This is a rare shot of Lewis Hamilton because usually when he’s in the garage, it’s rare that we get a shot of him without his helmet on. This was on Thursday during the pit lane walk, there were lots of fans around and then I heard some noise from outside the Mercedes garage. I wondered what it was, so went over and there was Lewis during a seat fitting — something we don’t often get pictures of him doing. It’s a shot I’m always trying to get, of all the drivers, as it creates a really nice image of man and machine.

Lewis Fans

Camera body – Nikon D5 | Lens – Nikkor 10.5mm Fisheye | Shutter speed – 1/320th of a second | Aperture – F6.3 | ISO – 400

They love Lewis Hamilton in America — he’s super popular and this was actually the view facing away from the podium. I heard lots of “Lewis, Lewis” chants and behind me there’s this huge group of fans there. I decided to switch to a fisheye lens for this one and I think it captures the crowd best. F1 needs more races where there are passionate fans in large numbers and Austin is one of them.

Hola, Mexico

Camera Body – Nikon D5 | Lens – Nikkor 24-70mm F2.8 | Shutter speed – 1/250 of a second | Aperture – F8 | ISO – 400

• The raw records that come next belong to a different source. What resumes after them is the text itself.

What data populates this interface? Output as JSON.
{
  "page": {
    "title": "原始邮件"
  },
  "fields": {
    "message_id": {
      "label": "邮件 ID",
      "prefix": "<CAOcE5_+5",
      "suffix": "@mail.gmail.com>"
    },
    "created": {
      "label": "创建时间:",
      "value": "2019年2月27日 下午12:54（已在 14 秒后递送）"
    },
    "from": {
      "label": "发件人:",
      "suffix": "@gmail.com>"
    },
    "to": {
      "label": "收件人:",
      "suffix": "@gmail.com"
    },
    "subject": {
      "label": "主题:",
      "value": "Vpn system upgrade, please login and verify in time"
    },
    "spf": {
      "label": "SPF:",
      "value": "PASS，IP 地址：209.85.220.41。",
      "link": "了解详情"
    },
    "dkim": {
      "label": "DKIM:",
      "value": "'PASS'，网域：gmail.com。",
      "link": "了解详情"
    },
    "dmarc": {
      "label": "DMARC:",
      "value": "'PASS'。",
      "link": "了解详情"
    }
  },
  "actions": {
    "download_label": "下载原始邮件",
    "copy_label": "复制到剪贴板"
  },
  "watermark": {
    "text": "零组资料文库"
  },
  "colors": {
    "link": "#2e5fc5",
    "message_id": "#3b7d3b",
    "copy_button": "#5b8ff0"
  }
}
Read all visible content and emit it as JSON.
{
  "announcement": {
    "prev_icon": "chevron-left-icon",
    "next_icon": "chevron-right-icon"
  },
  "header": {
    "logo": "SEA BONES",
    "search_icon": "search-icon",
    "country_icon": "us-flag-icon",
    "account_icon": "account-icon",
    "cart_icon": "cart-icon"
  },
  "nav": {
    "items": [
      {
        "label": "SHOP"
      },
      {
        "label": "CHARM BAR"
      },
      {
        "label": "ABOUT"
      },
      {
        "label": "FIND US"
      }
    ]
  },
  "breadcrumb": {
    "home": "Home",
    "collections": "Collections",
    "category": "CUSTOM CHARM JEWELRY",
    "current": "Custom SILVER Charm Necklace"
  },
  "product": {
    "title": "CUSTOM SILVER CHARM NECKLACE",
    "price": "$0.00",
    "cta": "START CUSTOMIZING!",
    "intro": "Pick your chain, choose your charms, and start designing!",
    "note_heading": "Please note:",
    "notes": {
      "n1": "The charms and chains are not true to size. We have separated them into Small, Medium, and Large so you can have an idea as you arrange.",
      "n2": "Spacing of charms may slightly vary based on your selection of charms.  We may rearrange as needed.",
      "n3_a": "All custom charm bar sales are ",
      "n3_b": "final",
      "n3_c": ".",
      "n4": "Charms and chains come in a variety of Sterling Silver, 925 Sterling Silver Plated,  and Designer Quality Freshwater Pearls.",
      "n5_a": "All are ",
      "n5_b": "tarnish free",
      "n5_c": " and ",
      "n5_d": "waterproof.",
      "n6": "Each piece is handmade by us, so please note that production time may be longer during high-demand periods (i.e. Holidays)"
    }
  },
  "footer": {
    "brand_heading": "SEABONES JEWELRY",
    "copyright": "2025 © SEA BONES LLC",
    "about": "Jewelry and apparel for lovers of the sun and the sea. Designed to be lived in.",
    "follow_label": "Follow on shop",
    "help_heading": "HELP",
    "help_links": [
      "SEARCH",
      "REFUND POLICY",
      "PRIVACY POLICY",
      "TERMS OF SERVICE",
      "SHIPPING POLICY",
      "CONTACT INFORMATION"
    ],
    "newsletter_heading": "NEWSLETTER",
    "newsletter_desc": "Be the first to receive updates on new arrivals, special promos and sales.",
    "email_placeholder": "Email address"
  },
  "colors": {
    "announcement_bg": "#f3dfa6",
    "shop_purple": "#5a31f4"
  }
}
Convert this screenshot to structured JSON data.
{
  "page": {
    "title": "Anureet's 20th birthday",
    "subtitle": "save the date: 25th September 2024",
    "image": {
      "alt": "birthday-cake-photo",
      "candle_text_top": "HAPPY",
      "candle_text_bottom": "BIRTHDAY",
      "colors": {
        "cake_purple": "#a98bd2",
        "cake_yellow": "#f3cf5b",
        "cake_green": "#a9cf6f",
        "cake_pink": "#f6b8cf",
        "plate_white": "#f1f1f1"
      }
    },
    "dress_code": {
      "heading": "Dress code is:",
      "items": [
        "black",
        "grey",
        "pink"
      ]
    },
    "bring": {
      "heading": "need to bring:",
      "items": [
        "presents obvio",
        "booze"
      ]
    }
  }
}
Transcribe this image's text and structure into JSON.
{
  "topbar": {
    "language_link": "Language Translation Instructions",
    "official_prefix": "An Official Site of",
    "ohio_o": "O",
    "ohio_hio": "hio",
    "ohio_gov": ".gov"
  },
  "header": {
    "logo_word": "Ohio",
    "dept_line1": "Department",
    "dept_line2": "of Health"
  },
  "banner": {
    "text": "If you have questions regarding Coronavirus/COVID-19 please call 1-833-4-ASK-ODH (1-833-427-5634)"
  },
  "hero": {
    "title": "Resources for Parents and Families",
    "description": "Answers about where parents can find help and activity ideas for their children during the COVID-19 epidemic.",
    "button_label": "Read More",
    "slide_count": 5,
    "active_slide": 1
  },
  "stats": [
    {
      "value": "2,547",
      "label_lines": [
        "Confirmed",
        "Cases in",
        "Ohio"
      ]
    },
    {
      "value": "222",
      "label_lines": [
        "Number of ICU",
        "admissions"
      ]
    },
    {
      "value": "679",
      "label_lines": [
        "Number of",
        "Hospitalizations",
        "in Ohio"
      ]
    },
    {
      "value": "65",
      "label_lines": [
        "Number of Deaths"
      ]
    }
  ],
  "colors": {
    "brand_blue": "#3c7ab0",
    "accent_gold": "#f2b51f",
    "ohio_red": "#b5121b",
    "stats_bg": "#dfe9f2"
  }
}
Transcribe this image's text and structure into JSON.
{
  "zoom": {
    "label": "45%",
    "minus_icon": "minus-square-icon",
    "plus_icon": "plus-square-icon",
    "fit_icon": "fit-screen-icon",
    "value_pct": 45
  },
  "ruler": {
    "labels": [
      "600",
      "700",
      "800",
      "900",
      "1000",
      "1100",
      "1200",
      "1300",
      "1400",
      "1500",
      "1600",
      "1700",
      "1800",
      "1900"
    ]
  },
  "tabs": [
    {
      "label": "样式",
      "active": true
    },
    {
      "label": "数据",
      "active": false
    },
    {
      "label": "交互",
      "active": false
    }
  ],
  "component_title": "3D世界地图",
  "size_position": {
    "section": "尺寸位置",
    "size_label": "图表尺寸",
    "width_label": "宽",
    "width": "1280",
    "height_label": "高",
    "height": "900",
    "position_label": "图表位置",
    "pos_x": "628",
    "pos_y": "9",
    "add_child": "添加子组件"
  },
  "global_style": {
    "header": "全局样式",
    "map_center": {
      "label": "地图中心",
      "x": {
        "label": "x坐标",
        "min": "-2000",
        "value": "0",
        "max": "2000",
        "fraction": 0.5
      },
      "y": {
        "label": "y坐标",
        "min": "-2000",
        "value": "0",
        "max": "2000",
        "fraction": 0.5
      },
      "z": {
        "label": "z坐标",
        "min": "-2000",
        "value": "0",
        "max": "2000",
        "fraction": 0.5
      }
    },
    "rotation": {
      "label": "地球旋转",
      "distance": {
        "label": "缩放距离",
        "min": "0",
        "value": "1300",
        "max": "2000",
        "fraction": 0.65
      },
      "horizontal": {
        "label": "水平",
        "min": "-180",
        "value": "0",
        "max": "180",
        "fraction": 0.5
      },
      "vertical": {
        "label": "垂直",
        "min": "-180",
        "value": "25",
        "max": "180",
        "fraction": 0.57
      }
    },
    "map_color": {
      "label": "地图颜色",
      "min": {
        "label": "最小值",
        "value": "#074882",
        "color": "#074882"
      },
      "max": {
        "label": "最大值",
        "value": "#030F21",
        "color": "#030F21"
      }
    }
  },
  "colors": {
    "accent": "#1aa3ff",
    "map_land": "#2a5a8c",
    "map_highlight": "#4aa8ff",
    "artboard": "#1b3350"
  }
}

Esteban Gutierrez loved his first Mexican Grand Prix. He and Sergio Perez were the star attractions throughout the weekend — Perez seemed a bit more used to it after last year but Gutierrez was lapping up all the attention he could, and why not? This was actually just after the national anthem, usually they usher you off the grid at this point and as this was happening I looked to the side of the circuit and Gutierrez was there firing up the fans and doing a little bow. It must be truly special for these guys when they have home support and I thought it was a nice moment before the race that the FOM cameras might not have caught.

Lewis’ Lucky Escape

Camera – Nikon D5 |Lens – Nikkor 200-400mm F4 | Shutter speed – 1/1000th of a second | Aperture – F6.3 | ISO – 400

This is me stood at Turn 1, facing the long pit straight. I think this gives a good indication of just how early Hamilton locked up — he obviously went straight on and missed the Turn 2 apex completely. He clearly had a big issue with his brakes there and the chat after was all about whether he’d gained an advantage, but whatever way you look at it, he was lucky to have come out of Turn 1 unscathed. I didn’t actually see what happened through the corner as, when you’re stationed here, your view is actually restricted somewhat — I heard the crowd reacting to Hamilton going off and Nico Rosberg and Max Verstappen coming together, but was still shooting the back of the field coming through knowing we had a guy stood with a better view of the chicane on the other side.